- U.S. housing starts rose by 19.4% to 1.74 million units (annualized) in March from an upwardly-revised 1.42 million units in the month prior. The outturn came in well above market expectations, which called for a milder increase to 1.60 million units.
- Single-family starts rose by 15.3% (or 164k) to 1.24 million units, while starts in the smaller and more volatile multi-family segment rose by 30.8% (or 118k) to 501k units.
- Permitting activity also pushed higher, with total building permits up 2.7% to 1.77 million in March. Single-family permits rose by 4.6% to 1.20 million units. Multifamily permits, meanwhile, fell by 1.2% to 567k units, with March marking their second consecutive monthly decline.

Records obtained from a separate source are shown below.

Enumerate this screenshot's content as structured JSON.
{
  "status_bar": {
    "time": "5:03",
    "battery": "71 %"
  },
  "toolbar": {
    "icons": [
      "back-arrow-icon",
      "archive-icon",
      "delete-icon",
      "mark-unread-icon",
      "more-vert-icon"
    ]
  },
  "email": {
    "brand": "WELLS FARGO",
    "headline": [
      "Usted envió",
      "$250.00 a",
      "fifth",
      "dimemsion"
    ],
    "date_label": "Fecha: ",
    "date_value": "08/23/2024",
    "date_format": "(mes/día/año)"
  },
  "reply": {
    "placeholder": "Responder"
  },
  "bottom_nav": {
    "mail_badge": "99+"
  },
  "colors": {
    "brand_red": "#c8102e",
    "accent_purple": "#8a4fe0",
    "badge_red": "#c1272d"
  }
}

- Housing starts improved across most regions. The Midwest (+122.8%) led the way, followed by the Northeast (+64.0%) and the South (+13.5%). The West was the only region to record a decline in March, with housing starts down 13.6% on the month.
- After a weak showing in the first two months of the year, homebuilding activity finally reversed course in March, as both single-family and multifamily stars surged higher. Last month’s sizable increase likely also reflects the making up of lost ground in February, which was weighed down by severe winter weather that affected many parts of the country.
- An improving economic backdrop, on account of rising vaccinations and the latest stimulus package, bodes well for homebuilding activity. Meanwhile, the fact that existing home inventory currently sits at a record low is an added element that supports the putting of more shovels to the ground. The path forward, however, is not without hurdles. Besides the capricious nature of the health crisis, which could result in some more near-term volatility, the housing affordability channel will also bear careful watching.
- Home prices are growing at a rapid double-digit pace compared to a year ago. Meanwhile, increased costs of key materials that tend to be passed down to the consumer, such as copper and lumber – the latter has nearly tripled from its pre-pandemic level – will not help. The expectation for mortgage rates to grind higher in the quarters ahead is yet an added headwind from an affordability perspective. Putting the pieces together, homebuilding activity is likely to remain elevated as the labor market healing continues, but these headwinds will hold it back from rising much higher from current levels.